THE RECORDS:
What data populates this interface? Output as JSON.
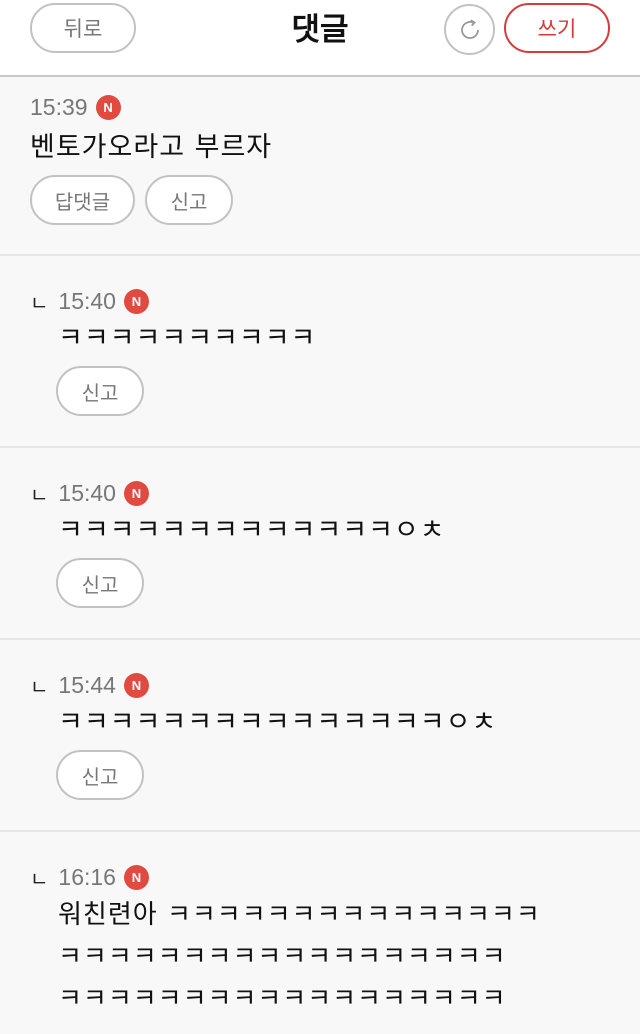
{
  "header": {
    "back_label": "뒤로",
    "title": "댓글",
    "refresh_icon": "refresh-icon",
    "write_label": "쓰기"
  },
  "badge_label": "N",
  "reply_marker": "ㄴ",
  "comments": [
    {
      "time": "15:39",
      "is_new": true,
      "is_reply": false,
      "text": "벤토가오라고 부르자",
      "actions": [
        "답댓글",
        "신고"
      ]
    },
    {
      "time": "15:40",
      "is_new": true,
      "is_reply": true,
      "text": "ㅋㅋㅋㅋㅋㅋㅋㅋㅋㅋ",
      "actions": [
        "신고"
      ]
    },
    {
      "time": "15:40",
      "is_new": true,
      "is_reply": true,
      "text": "ㅋㅋㅋㅋㅋㅋㅋㅋㅋㅋㅋㅋㅋㅇㅊ",
      "actions": [
        "신고"
      ]
    },
    {
      "time": "15:44",
      "is_new": true,
      "is_reply": true,
      "text": "ㅋㅋㅋㅋㅋㅋㅋㅋㅋㅋㅋㅋㅋㅋㅋㅇㅊ",
      "actions": [
        "신고"
      ]
    },
    {
      "time": "16:16",
      "is_new": true,
      "is_reply": true,
      "text": "워친련아 ㅋㅋㅋㅋㅋㅋㅋㅋㅋㅋㅋㅋㅋㅋㅋ\nㅋㅋㅋㅋㅋㅋㅋㅋㅋㅋㅋㅋㅋㅋㅋㅋㅋㅋ\nㅋㅋㅋㅋㅋㅋㅋㅋㅋㅋㅋㅋㅋㅋㅋㅋㅋㅋ",
      "actions": []
    }
  ]
}
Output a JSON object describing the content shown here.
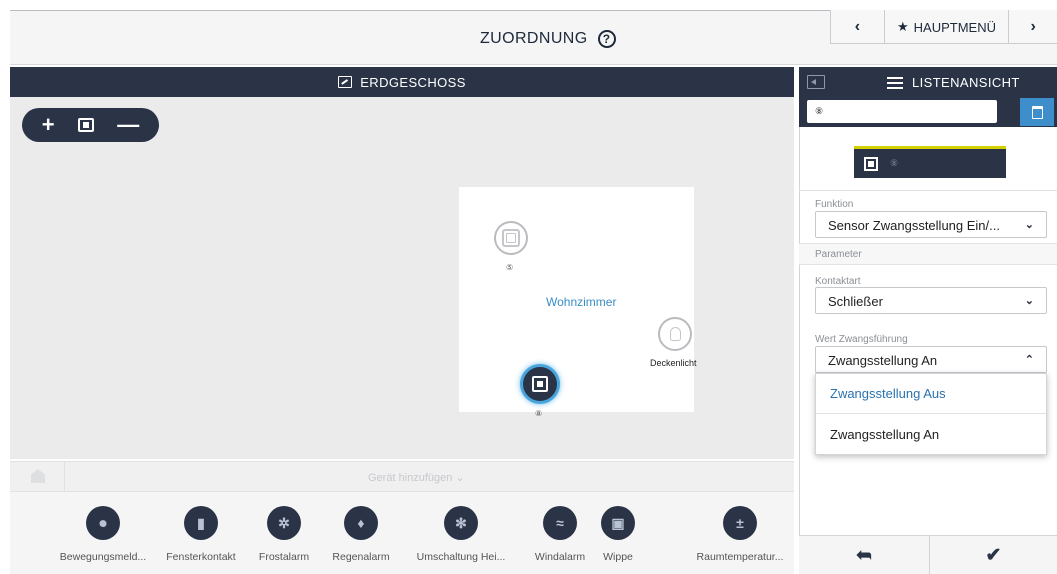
{
  "header": {
    "title": "ZUORDNUNG",
    "help_icon": "question-circle-icon",
    "prev_label": "‹",
    "main_menu_label": "HAUPTMENÜ",
    "next_label": "›"
  },
  "floor": {
    "title": "ERDGESCHOSS",
    "zoom_in_label": "+",
    "zoom_out_label": "—",
    "room": {
      "name": "Wohnzimmer",
      "devices": [
        {
          "badge": "⑤",
          "label": ""
        },
        {
          "badge": "",
          "label": "Deckenlicht"
        },
        {
          "badge": "⑧",
          "label": ""
        }
      ]
    },
    "add_device_label": "Gerät hinzufügen ⌄"
  },
  "palette": {
    "items": [
      {
        "label": "Bewegungsmeld...",
        "icon": "motion-sensor-icon",
        "glyph": "⏺"
      },
      {
        "label": "Fensterkontakt",
        "icon": "window-contact-icon",
        "glyph": "▮"
      },
      {
        "label": "Frostalarm",
        "icon": "frost-icon",
        "glyph": "✲"
      },
      {
        "label": "Regenalarm",
        "icon": "rain-drop-icon",
        "glyph": "♦"
      },
      {
        "label": "Umschaltung Hei...",
        "icon": "heating-switch-icon",
        "glyph": "✻"
      },
      {
        "label": "Windalarm",
        "icon": "wind-icon",
        "glyph": "≈"
      },
      {
        "label": "Wippe",
        "icon": "rocker-switch-icon",
        "glyph": "▣"
      },
      {
        "label": "Raumtemperatur...",
        "icon": "thermostat-icon",
        "glyph": "±"
      }
    ]
  },
  "panel": {
    "title": "LISTENANSICHT",
    "search_value": "⑧",
    "device_tile_badge": "⑧",
    "funktion_label": "Funktion",
    "funktion_value": "Sensor Zwangsstellung Ein/...",
    "parameter_label": "Parameter",
    "kontaktart_label": "Kontaktart",
    "kontaktart_value": "Schließer",
    "wert_label": "Wert Zwangsführung",
    "wert_value": "Zwangsstellung An",
    "options": [
      "Zwangsstellung Aus",
      "Zwangsstellung An"
    ],
    "back_icon": "reply-arrow-icon",
    "confirm_icon": "checkmark-icon"
  },
  "colors": {
    "dark_navy": "#2a3446",
    "accent_blue": "#3e8ecb",
    "highlight_yellow": "#d4d000"
  }
}
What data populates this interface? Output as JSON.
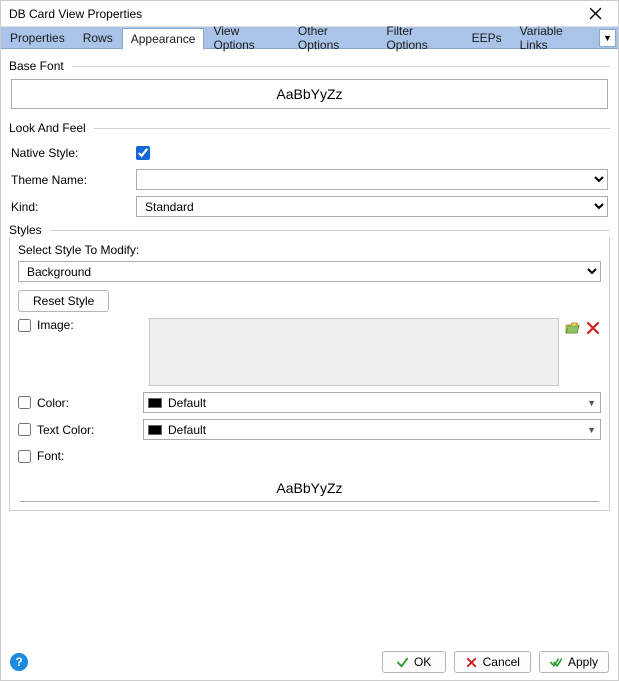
{
  "window": {
    "title": "DB Card View Properties"
  },
  "tabs": [
    "Properties",
    "Rows",
    "Appearance",
    "View Options",
    "Other Options",
    "Filter Options",
    "EEPs",
    "Variable Links"
  ],
  "active_tab": "Appearance",
  "basefont": {
    "label": "Base Font",
    "sample": "AaBbYyZz"
  },
  "lookfeel": {
    "label": "Look And Feel",
    "native_label": "Native Style:",
    "native_checked": true,
    "theme_label": "Theme Name:",
    "theme_value": "",
    "kind_label": "Kind:",
    "kind_value": "Standard"
  },
  "styles": {
    "label": "Styles",
    "select_label": "Select Style To Modify:",
    "select_value": "Background",
    "reset_label": "Reset Style",
    "image_label": "Image:",
    "image_checked": false,
    "color_label": "Color:",
    "color_checked": false,
    "color_value": "Default",
    "textcolor_label": "Text Color:",
    "textcolor_checked": false,
    "textcolor_value": "Default",
    "font_label": "Font:",
    "font_checked": false,
    "sample": "AaBbYyZz"
  },
  "footer": {
    "ok": "OK",
    "cancel": "Cancel",
    "apply": "Apply"
  }
}
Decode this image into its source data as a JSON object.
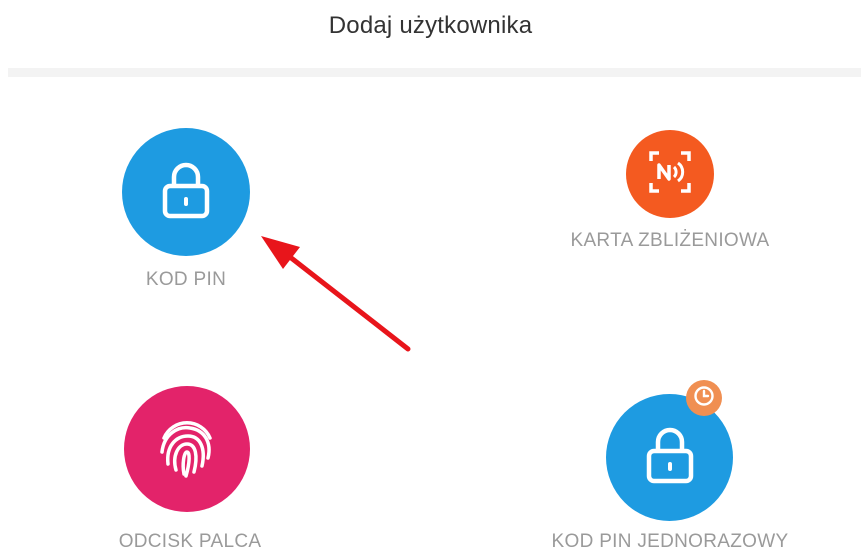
{
  "header": {
    "title": "Dodaj użytkownika"
  },
  "options": [
    {
      "label": "KOD PIN",
      "icon": "lock-icon",
      "color": "#1E9BE1"
    },
    {
      "label": "KARTA ZBLIŻENIOWA",
      "icon": "nfc-card-icon",
      "color": "#F45A20"
    },
    {
      "label": "ODCISK PALCA",
      "icon": "fingerprint-icon",
      "color": "#E3236A"
    },
    {
      "label": "KOD PIN JEDNORAZOWY",
      "icon": "lock-icon",
      "color": "#1E9BE1",
      "badge_icon": "clock-icon",
      "badge_color": "#F08F52"
    }
  ],
  "annotation": {
    "arrow_color": "#E8151B",
    "points_to": "KOD PIN"
  }
}
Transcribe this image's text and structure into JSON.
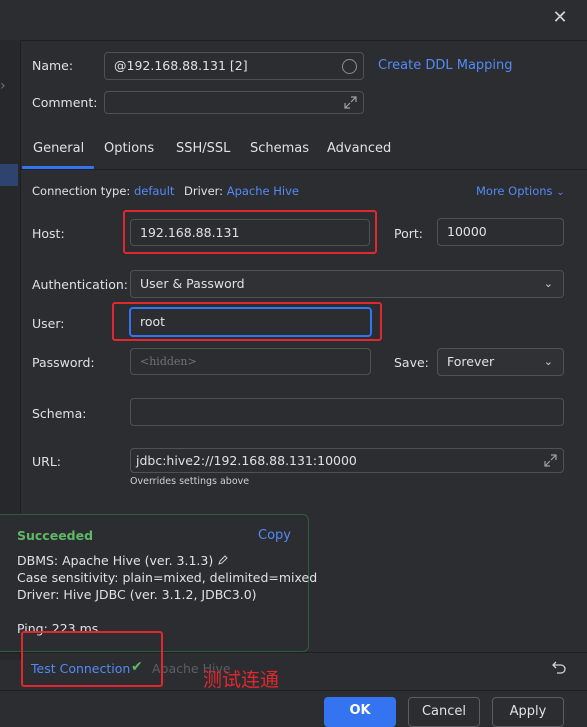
{
  "window": {
    "close_glyph": "✕"
  },
  "form": {
    "name_label": "Name:",
    "name_value": "@192.168.88.131 [2]",
    "create_ddl_link": "Create DDL Mapping",
    "comment_label": "Comment:",
    "comment_value": ""
  },
  "tabs": [
    {
      "label": "General",
      "active": true
    },
    {
      "label": "Options"
    },
    {
      "label": "SSH/SSL"
    },
    {
      "label": "Schemas"
    },
    {
      "label": "Advanced"
    }
  ],
  "general": {
    "connection_type_label": "Connection type:",
    "connection_type_value": "default",
    "driver_label": "Driver:",
    "driver_value": "Apache Hive",
    "more_options": "More Options",
    "host_label": "Host:",
    "host_value": "192.168.88.131",
    "port_label": "Port:",
    "port_value": "10000",
    "auth_label": "Authentication:",
    "auth_value": "User & Password",
    "user_label": "User:",
    "user_value": "root",
    "password_label": "Password:",
    "password_placeholder": "<hidden>",
    "save_label": "Save:",
    "save_value": "Forever",
    "schema_label": "Schema:",
    "schema_value": "",
    "url_label": "URL:",
    "url_value": "jdbc:hive2://192.168.88.131:10000",
    "url_hint": "Overrides settings above"
  },
  "popup": {
    "status": "Succeeded",
    "copy_label": "Copy",
    "dbms_line": "DBMS: Apache Hive (ver. 3.1.3)",
    "case_line": "Case sensitivity: plain=mixed, delimited=mixed",
    "driver_line": "Driver: Hive JDBC (ver. 3.1.2, JDBC3.0)",
    "ping_line": "Ping: 223 ms"
  },
  "bottom": {
    "test_connection": "Test Connection",
    "test_driver_ghost": "Apache Hive",
    "annotation": "测试连通",
    "ok": "OK",
    "cancel": "Cancel",
    "apply": "Apply"
  },
  "colors": {
    "accent": "#3574f0",
    "link": "#548af7",
    "success": "#5fb865",
    "highlight_box": "#e0282e"
  }
}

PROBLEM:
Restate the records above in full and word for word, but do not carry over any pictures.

EXERCISE RESPONSE:
What data populates this interface? Output as JSON.
{
  "header": {
    "back_label": "뒤로",
    "title": "댓글",
    "refresh_icon": "refresh-icon",
    "write_label": "쓰기"
  },
  "badge_label": "N",
  "reply_marker": "ㄴ",
  "comments": [
    {
      "time": "15:39",
      "is_new": true,
      "is_reply": false,
      "text": "벤토가오라고 부르자",
      "actions": [
        "답댓글",
        "신고"
      ]
    },
    {
      "time": "15:40",
      "is_new": true,
      "is_reply": true,
      "text": "ㅋㅋㅋㅋㅋㅋㅋㅋㅋㅋ",
      "actions": [
        "신고"
      ]
    },
    {
      "time": "15:40",
      "is_new": true,
      "is_reply": true,
      "text": "ㅋㅋㅋㅋㅋㅋㅋㅋㅋㅋㅋㅋㅋㅇㅊ",
      "actions": [
        "신고"
      ]
    },
    {
      "time": "15:44",
      "is_new": true,
      "is_reply": true,
      "text": "ㅋㅋㅋㅋㅋㅋㅋㅋㅋㅋㅋㅋㅋㅋㅋㅇㅊ",
      "actions": [
        "신고"
      ]
    },
    {
      "time": "16:16",
      "is_new": true,
      "is_reply": true,
      "text": "워친련아 ㅋㅋㅋㅋㅋㅋㅋㅋㅋㅋㅋㅋㅋㅋㅋ\nㅋㅋㅋㅋㅋㅋㅋㅋㅋㅋㅋㅋㅋㅋㅋㅋㅋㅋ\nㅋㅋㅋㅋㅋㅋㅋㅋㅋㅋㅋㅋㅋㅋㅋㅋㅋㅋ",
      "actions": []
    }
  ]
}
Output a JSON object describing the content shown here.
{
  "header": {
    "title": "ZUORDNUNG",
    "help_icon": "question-circle-icon",
    "prev_label": "‹",
    "main_menu_label": "HAUPTMENÜ",
    "next_label": "›"
  },
  "floor": {
    "title": "ERDGESCHOSS",
    "zoom_in_label": "+",
    "zoom_out_label": "—",
    "room": {
      "name": "Wohnzimmer",
      "devices": [
        {
          "badge": "⑤",
          "label": ""
        },
        {
          "badge": "",
          "label": "Deckenlicht"
        },
        {
          "badge": "⑧",
          "label": ""
        }
      ]
    },
    "add_device_label": "Gerät hinzufügen ⌄"
  },
  "palette": {
    "items": [
      {
        "label": "Bewegungsmeld...",
        "icon": "motion-sensor-icon",
        "glyph": "⏺"
      },
      {
        "label": "Fensterkontakt",
        "icon": "window-contact-icon",
        "glyph": "▮"
      },
      {
        "label": "Frostalarm",
        "icon": "frost-icon",
        "glyph": "✲"
      },
      {
        "label": "Regenalarm",
        "icon": "rain-drop-icon",
        "glyph": "♦"
      },
      {
        "label": "Umschaltung Hei...",
        "icon": "heating-switch-icon",
        "glyph": "✻"
      },
      {
        "label": "Windalarm",
        "icon": "wind-icon",
        "glyph": "≈"
      },
      {
        "label": "Wippe",
        "icon": "rocker-switch-icon",
        "glyph": "▣"
      },
      {
        "label": "Raumtemperatur...",
        "icon": "thermostat-icon",
        "glyph": "±"
      }
    ]
  },
  "panel": {
    "title": "LISTENANSICHT",
    "search_value": "⑧",
    "device_tile_badge": "⑧",
    "funktion_label": "Funktion",
    "funktion_value": "Sensor Zwangsstellung Ein/...",
    "parameter_label": "Parameter",
    "kontaktart_label": "Kontaktart",
    "kontaktart_value": "Schließer",
    "wert_label": "Wert Zwangsführung",
    "wert_value": "Zwangsstellung An",
    "options": [
      "Zwangsstellung Aus",
      "Zwangsstellung An"
    ],
    "back_icon": "reply-arrow-icon",
    "confirm_icon": "checkmark-icon"
  },
  "colors": {
    "dark_navy": "#2a3446",
    "accent_blue": "#3e8ecb",
    "highlight_yellow": "#d4d000"
  }
}
What data populates this interface? Output as JSON.
{
  "window": {
    "title": "DB Card View Properties"
  },
  "tabs": [
    "Properties",
    "Rows",
    "Appearance",
    "View Options",
    "Other Options",
    "Filter Options",
    "EEPs",
    "Variable Links"
  ],
  "active_tab": "Appearance",
  "basefont": {
    "label": "Base Font",
    "sample": "AaBbYyZz"
  },
  "lookfeel": {
    "label": "Look And Feel",
    "native_label": "Native Style:",
    "native_checked": true,
    "theme_label": "Theme Name:",
    "theme_value": "",
    "kind_label": "Kind:",
    "kind_value": "Standard"
  },
  "styles": {
    "label": "Styles",
    "select_label": "Select Style To Modify:",
    "select_value": "Background",
    "reset_label": "Reset Style",
    "image_label": "Image:",
    "image_checked": false,
    "color_label": "Color:",
    "color_checked": false,
    "color_value": "Default",
    "textcolor_label": "Text Color:",
    "textcolor_checked": false,
    "textcolor_value": "Default",
    "font_label": "Font:",
    "font_checked": false,
    "sample": "AaBbYyZz"
  },
  "footer": {
    "ok": "OK",
    "cancel": "Cancel",
    "apply": "Apply"
  }
}
Decode this image into its source data as a JSON object.
{
  "header": {
    "title": "Dodaj użytkownika"
  },
  "options": [
    {
      "label": "KOD PIN",
      "icon": "lock-icon",
      "color": "#1E9BE1"
    },
    {
      "label": "KARTA ZBLIŻENIOWA",
      "icon": "nfc-card-icon",
      "color": "#F45A20"
    },
    {
      "label": "ODCISK PALCA",
      "icon": "fingerprint-icon",
      "color": "#E3236A"
    },
    {
      "label": "KOD PIN JEDNORAZOWY",
      "icon": "lock-icon",
      "color": "#1E9BE1",
      "badge_icon": "clock-icon",
      "badge_color": "#F08F52"
    }
  ],
  "annotation": {
    "arrow_color": "#E8151B",
    "points_to": "KOD PIN"
  }
}
Transcribe this image's text and structure into JSON.
{
  "window": {
    "close_glyph": "✕"
  },
  "form": {
    "name_label": "Name:",
    "name_value": "@192.168.88.131 [2]",
    "create_ddl_link": "Create DDL Mapping",
    "comment_label": "Comment:",
    "comment_value": ""
  },
  "tabs": [
    {
      "label": "General",
      "active": true
    },
    {
      "label": "Options"
    },
    {
      "label": "SSH/SSL"
    },
    {
      "label": "Schemas"
    },
    {
      "label": "Advanced"
    }
  ],
  "general": {
    "connection_type_label": "Connection type:",
    "connection_type_value": "default",
    "driver_label": "Driver:",
    "driver_value": "Apache Hive",
    "more_options": "More Options",
    "host_label": "Host:",
    "host_value": "192.168.88.131",
    "port_label": "Port:",
    "port_value": "10000",
    "auth_label": "Authentication:",
    "auth_value": "User & Password",
    "user_label": "User:",
    "user_value": "root",
    "password_label": "Password:",
    "password_placeholder": "<hidden>",
    "save_label": "Save:",
    "save_value": "Forever",
    "schema_label": "Schema:",
    "schema_value": "",
    "url_label": "URL:",
    "url_value": "jdbc:hive2://192.168.88.131:10000",
    "url_hint": "Overrides settings above"
  },
  "popup": {
    "status": "Succeeded",
    "copy_label": "Copy",
    "dbms_line": "DBMS: Apache Hive (ver. 3.1.3)",
    "case_line": "Case sensitivity: plain=mixed, delimited=mixed",
    "driver_line": "Driver: Hive JDBC (ver. 3.1.2, JDBC3.0)",
    "ping_line": "Ping: 223 ms"
  },
  "bottom": {
    "test_connection": "Test Connection",
    "test_driver_ghost": "Apache Hive",
    "annotation": "测试连通",
    "ok": "OK",
    "cancel": "Cancel",
    "apply": "Apply"
  },
  "colors": {
    "accent": "#3574f0",
    "link": "#548af7",
    "success": "#5fb865",
    "highlight_box": "#e0282e"
  }
}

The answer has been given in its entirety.